As a Royal Ambassador of Christ, you represent God before the world. Therefore, as royalty, you are to conduct your life accordingly. This calls for high standards of excellence in every area of your life. It calls for honor in your dealings with your fellow-believers and with unbelievers alike. With Jesus Christ as our example, we are to exhibit the same kind of love that He exhibited. This kind of love can be accomplished only by a believer with Bible doctrine in the soul, who is being controlled by the Holy Spirit. (I Corinthians 13:1-8)

Verses 13-14

“Whom I wished to keep with me, so that on your behalf he might minister to me in my imprisonment for the Gospel; but without your consent I did not want to do anything, so that your goodness would not be, in effect, by compulsion but of your own free will.”

Paul did not really want to part with Onesimus because he was such a blessing to Paul. Every day Paul kept Onesimus after he reached spiritual maturity he was keeping him from his own spiritual destiny; his grace destiny could never be resolved as long as Paul retained him. If Philemon had come to Rome, he could not have done more for Paul than Onesimus did. Therefore Paul suggests that Onesimus was “on loan” from Philemon (so that he might minister to me). But Paul was confident that Philemon would do the right thing by forgiving Onesimus and accepting him as a brother in Christ. And Paul reemphasized the fact that he was not commanding anything from Philemon, but simply making a plea on the behalf of a fellow believer.

Verses 15-16

“For perhaps it was for this reason that he was separated from you for a while, that you would have him back forever, no longer as a slave, but more than a slave, a beloved brother, especially to me, but how much more to you, both in the flesh and in the Lord.”

The issue in the book of Philemon is a grace (divine viewpoint) solution versus a legal (human viewpoint) solution. For a while is a reference to the two years Onesimus was away. Regardless of the extent of time, grace makes it short in duration when a person goes from unbeliever to believer to spiritual maturity. Time is meaningless to the Lord - He counts a day as a thousand years. There was a benefit to Onesimus running away which became evident when he met Paul and trusted Christ as his Savoir. The man who had stolen from Philemon was not the same man that would return to him.

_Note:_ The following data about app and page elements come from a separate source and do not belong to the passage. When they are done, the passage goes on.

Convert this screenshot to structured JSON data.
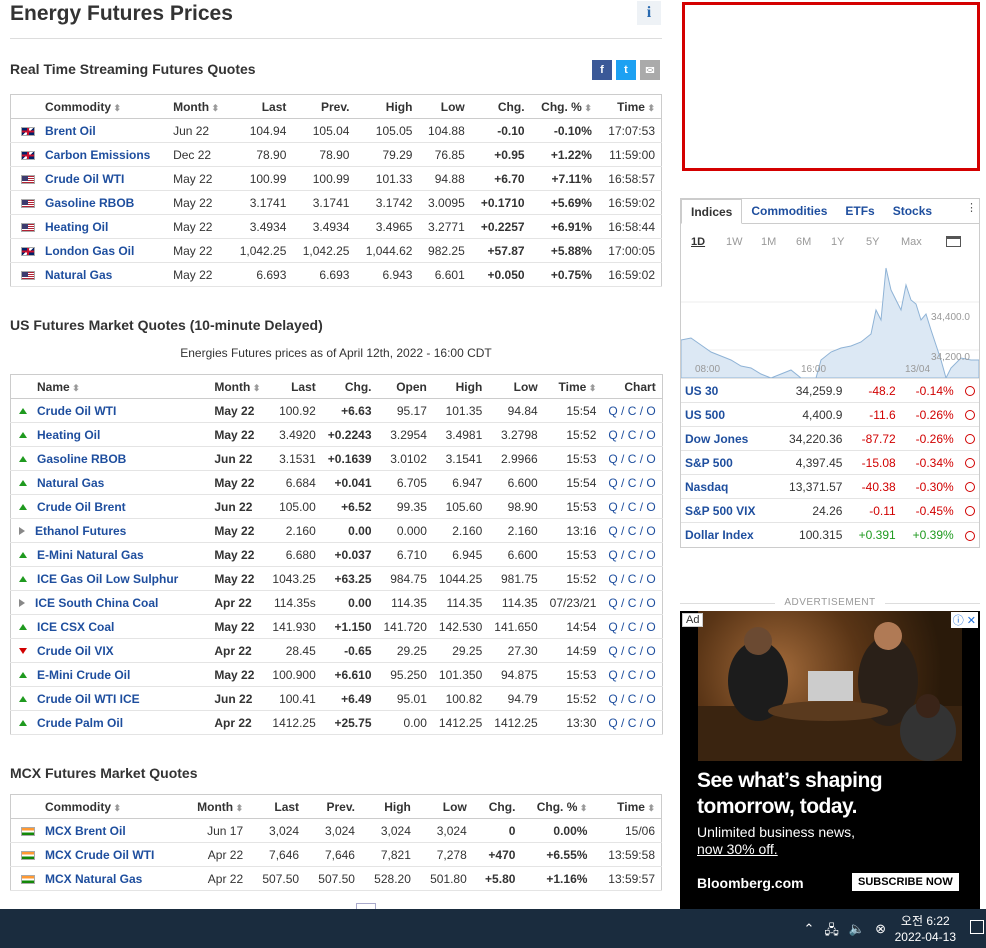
{
  "page": {
    "title": "Energy Futures Prices",
    "info_label": "i"
  },
  "social": {
    "facebook": "f",
    "twitter": "t",
    "email": "✉"
  },
  "realtime": {
    "title": "Real Time Streaming Futures Quotes",
    "headers": [
      "Commodity",
      "Month",
      "Last",
      "Prev.",
      "High",
      "Low",
      "Chg.",
      "Chg. %",
      "Time"
    ],
    "rows": [
      {
        "flag": "uk",
        "name": "Brent Oil",
        "month": "Jun 22",
        "last": "104.94",
        "prev": "105.04",
        "high": "105.05",
        "low": "104.88",
        "chg": "-0.10",
        "chgpct": "-0.10%",
        "time": "17:07:53",
        "dir": "neg"
      },
      {
        "flag": "uk",
        "name": "Carbon Emissions",
        "month": "Dec 22",
        "last": "78.90",
        "prev": "78.90",
        "high": "79.29",
        "low": "76.85",
        "chg": "+0.95",
        "chgpct": "+1.22%",
        "time": "11:59:00",
        "dir": "pos"
      },
      {
        "flag": "us",
        "name": "Crude Oil WTI",
        "month": "May 22",
        "last": "100.99",
        "prev": "100.99",
        "high": "101.33",
        "low": "94.88",
        "chg": "+6.70",
        "chgpct": "+7.11%",
        "time": "16:58:57",
        "dir": "pos"
      },
      {
        "flag": "us",
        "name": "Gasoline RBOB",
        "month": "May 22",
        "last": "3.1741",
        "prev": "3.1741",
        "high": "3.1742",
        "low": "3.0095",
        "chg": "+0.1710",
        "chgpct": "+5.69%",
        "time": "16:59:02",
        "dir": "pos"
      },
      {
        "flag": "us",
        "name": "Heating Oil",
        "month": "May 22",
        "last": "3.4934",
        "prev": "3.4934",
        "high": "3.4965",
        "low": "3.2771",
        "chg": "+0.2257",
        "chgpct": "+6.91%",
        "time": "16:58:44",
        "dir": "pos"
      },
      {
        "flag": "uk",
        "name": "London Gas Oil",
        "month": "May 22",
        "last": "1,042.25",
        "prev": "1,042.25",
        "high": "1,044.62",
        "low": "982.25",
        "chg": "+57.87",
        "chgpct": "+5.88%",
        "time": "17:00:05",
        "dir": "pos"
      },
      {
        "flag": "us",
        "name": "Natural Gas",
        "month": "May 22",
        "last": "6.693",
        "prev": "6.693",
        "high": "6.943",
        "low": "6.601",
        "chg": "+0.050",
        "chgpct": "+0.75%",
        "time": "16:59:02",
        "dir": "pos"
      }
    ]
  },
  "us": {
    "title": "US Futures Market Quotes (10-minute Delayed)",
    "subtitle": "Energies Futures prices as of April 12th, 2022 - 16:00 CDT",
    "headers": [
      "Name",
      "Month",
      "Last",
      "Chg.",
      "Open",
      "High",
      "Low",
      "Time",
      "Chart"
    ],
    "rows": [
      {
        "arrow": "up",
        "name": "Crude Oil WTI",
        "month": "May 22",
        "last": "100.92",
        "chg": "+6.63",
        "open": "95.17",
        "high": "101.35",
        "low": "94.84",
        "time": "15:54",
        "dir": "pos"
      },
      {
        "arrow": "up",
        "name": "Heating Oil",
        "month": "May 22",
        "last": "3.4920",
        "chg": "+0.2243",
        "open": "3.2954",
        "high": "3.4981",
        "low": "3.2798",
        "time": "15:52",
        "dir": "pos"
      },
      {
        "arrow": "up",
        "name": "Gasoline RBOB",
        "month": "Jun 22",
        "last": "3.1531",
        "chg": "+0.1639",
        "open": "3.0102",
        "high": "3.1541",
        "low": "2.9966",
        "time": "15:53",
        "dir": "pos"
      },
      {
        "arrow": "up",
        "name": "Natural Gas",
        "month": "May 22",
        "last": "6.684",
        "chg": "+0.041",
        "open": "6.705",
        "high": "6.947",
        "low": "6.600",
        "time": "15:54",
        "dir": "pos"
      },
      {
        "arrow": "up",
        "name": "Crude Oil Brent",
        "month": "Jun 22",
        "last": "105.00",
        "chg": "+6.52",
        "open": "99.35",
        "high": "105.60",
        "low": "98.90",
        "time": "15:53",
        "dir": "pos"
      },
      {
        "arrow": "rt",
        "name": "Ethanol Futures",
        "month": "May 22",
        "last": "2.160",
        "chg": "0.00",
        "open": "0.000",
        "high": "2.160",
        "low": "2.160",
        "time": "13:16",
        "dir": "zero"
      },
      {
        "arrow": "up",
        "name": "E-Mini Natural Gas",
        "month": "May 22",
        "last": "6.680",
        "chg": "+0.037",
        "open": "6.710",
        "high": "6.945",
        "low": "6.600",
        "time": "15:53",
        "dir": "pos"
      },
      {
        "arrow": "up",
        "name": "ICE Gas Oil Low Sulphur",
        "month": "May 22",
        "last": "1043.25",
        "chg": "+63.25",
        "open": "984.75",
        "high": "1044.25",
        "low": "981.75",
        "time": "15:52",
        "dir": "pos"
      },
      {
        "arrow": "rt",
        "name": "ICE South China Coal",
        "month": "Apr 22",
        "last": "114.35s",
        "chg": "0.00",
        "open": "114.35",
        "high": "114.35",
        "low": "114.35",
        "time": "07/23/21",
        "dir": "zero"
      },
      {
        "arrow": "up",
        "name": "ICE CSX Coal",
        "month": "May 22",
        "last": "141.930",
        "chg": "+1.150",
        "open": "141.720",
        "high": "142.530",
        "low": "141.650",
        "time": "14:54",
        "dir": "pos"
      },
      {
        "arrow": "dn",
        "name": "Crude Oil VIX",
        "month": "Apr 22",
        "last": "28.45",
        "chg": "-0.65",
        "open": "29.25",
        "high": "29.25",
        "low": "27.30",
        "time": "14:59",
        "dir": "neg"
      },
      {
        "arrow": "up",
        "name": "E-Mini Crude Oil",
        "month": "May 22",
        "last": "100.900",
        "chg": "+6.610",
        "open": "95.250",
        "high": "101.350",
        "low": "94.875",
        "time": "15:53",
        "dir": "pos"
      },
      {
        "arrow": "up",
        "name": "Crude Oil WTI ICE",
        "month": "Jun 22",
        "last": "100.41",
        "chg": "+6.49",
        "open": "95.01",
        "high": "100.82",
        "low": "94.79",
        "time": "15:52",
        "dir": "pos"
      },
      {
        "arrow": "up",
        "name": "Crude Palm Oil",
        "month": "Apr 22",
        "last": "1412.25",
        "chg": "+25.75",
        "open": "0.00",
        "high": "1412.25",
        "low": "1412.25",
        "time": "13:30",
        "dir": "pos"
      }
    ],
    "chart_links": "Q / C / O"
  },
  "mcx": {
    "title": "MCX Futures Market Quotes",
    "headers": [
      "Commodity",
      "Month",
      "Last",
      "Prev.",
      "High",
      "Low",
      "Chg.",
      "Chg. %",
      "Time"
    ],
    "rows": [
      {
        "name": "MCX Brent Oil",
        "month": "Jun 17",
        "last": "3,024",
        "prev": "3,024",
        "high": "3,024",
        "low": "3,024",
        "chg": "0",
        "chgpct": "0.00%",
        "time": "15/06",
        "dir": "zero"
      },
      {
        "name": "MCX Crude Oil WTI",
        "month": "Apr 22",
        "last": "7,646",
        "prev": "7,646",
        "high": "7,821",
        "low": "7,278",
        "chg": "+470",
        "chgpct": "+6.55%",
        "time": "13:59:58",
        "dir": "pos"
      },
      {
        "name": "MCX Natural Gas",
        "month": "Apr 22",
        "last": "507.50",
        "prev": "507.50",
        "high": "528.20",
        "low": "501.80",
        "chg": "+5.80",
        "chgpct": "+1.16%",
        "time": "13:59:57",
        "dir": "pos"
      }
    ]
  },
  "widget": {
    "tabs": [
      "Indices",
      "Commodities",
      "ETFs",
      "Stocks"
    ],
    "ranges": [
      "1D",
      "1W",
      "1M",
      "6M",
      "1Y",
      "5Y",
      "Max"
    ],
    "chart_labels": {
      "y_high": "34,400.0",
      "y_low": "34,200.0",
      "x1": "08:00",
      "x2": "16:00",
      "x3": "13/04"
    },
    "indices": [
      {
        "name": "US 30",
        "last": "34,259.9",
        "chg": "-48.2",
        "pct": "-0.14%",
        "dir": "neg"
      },
      {
        "name": "US 500",
        "last": "4,400.9",
        "chg": "-11.6",
        "pct": "-0.26%",
        "dir": "neg"
      },
      {
        "name": "Dow Jones",
        "last": "34,220.36",
        "chg": "-87.72",
        "pct": "-0.26%",
        "dir": "neg"
      },
      {
        "name": "S&P 500",
        "last": "4,397.45",
        "chg": "-15.08",
        "pct": "-0.34%",
        "dir": "neg"
      },
      {
        "name": "Nasdaq",
        "last": "13,371.57",
        "chg": "-40.38",
        "pct": "-0.30%",
        "dir": "neg"
      },
      {
        "name": "S&P 500 VIX",
        "last": "24.26",
        "chg": "-0.11",
        "pct": "-0.45%",
        "dir": "neg"
      },
      {
        "name": "Dollar Index",
        "last": "100.315",
        "chg": "+0.391",
        "pct": "+0.39%",
        "dir": "pos"
      }
    ]
  },
  "ad": {
    "label": "ADVERTISEMENT",
    "tag": "Ad",
    "headline1": "See what’s shaping",
    "headline2": "tomorrow, today.",
    "sub1": "Unlimited business news,",
    "sub2": "now 30% off.",
    "logo": "Bloomberg.com",
    "cta": "SUBSCRIBE NOW"
  },
  "taskbar": {
    "time": "오전 6:22",
    "date": "2022-04-13"
  }
}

Though still a slave, Onesimus was equal to Philemon in spiritual matters. Whether Onesimus remained a slave or was given his freedom, he was still a fellow believer, a member of the Royal Family of God, and spiritually mature. Paul stated in this verse his admiration for Onesimus and he wanted Philemon to share in this admiration. Onesimus was a person who was down and out when Paul met him, but through the grace of God he was no longer. Now he was beneficial to everyone. The phrases in the flesh and in the Lord mean that Onesimus would be useful to Philemon if he remained a slave or if he was set free as a brother in Christ. Either way Paul left the choice of what to do with Onesimus in Philemon’s hands.